The Great Fever was yellow fever, and the film is a documentary about how Walter Reed, Jesse Lazear, and others proved that the fever was transmitted by mosquitoes, enabling effective prevention measures to be undertaken and saving thousands of lives. This happened during the aftermath of the Caribbean phase of the Spanish-American War, during which U.S. forces took Cuba and Puerto Rico with a minimum of combat deaths but a huge number of deaths from disease -- typhoid, malaria and yellow fever.

The film, like most in the series, uses a variety of techniques. The talking heads and period photographs, paintings and documents with which we're familiar from Ken Burns's work are there, but added to them are re-enactments which make the hour-long film move faster. This was very effective in The Great Fever, juxtaposing a contemporary photo of one of the doctors with film of an actor applying a disease-bearing mosquito to his own arm with the help of a test-tube. In addition, the series uses very early motion pictures taken during the war (the first in which motion pictures played a role in keeping records of the war). I learned some useful background material from this film and it was a good way to spend an hour. I'd recommend it to anyone with an interest in epidemiology or the Spanish-American War, and especially also to genealogists who may find a Spanish-American War veteran or yellow fever victim in their ancestry.

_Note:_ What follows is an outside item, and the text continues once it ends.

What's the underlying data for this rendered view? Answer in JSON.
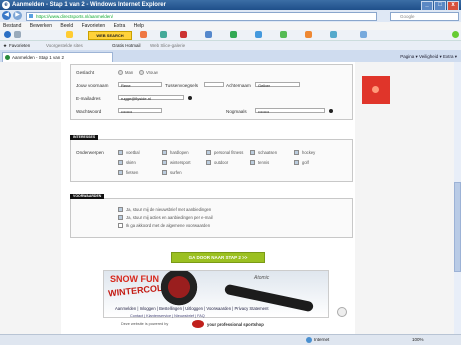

  1. The scene where the researcher held a test tube with a mosquito in it to his arm was in a 1950s or early 60s television film. The film covered similar material but was dramatized and focused on the personalities and events directly associated with the mosquito research. I remember it as being part of an ongoing dramatic series featuring dramatizations of "true events." Is there anybody reading this who has any idea of what I am remembering?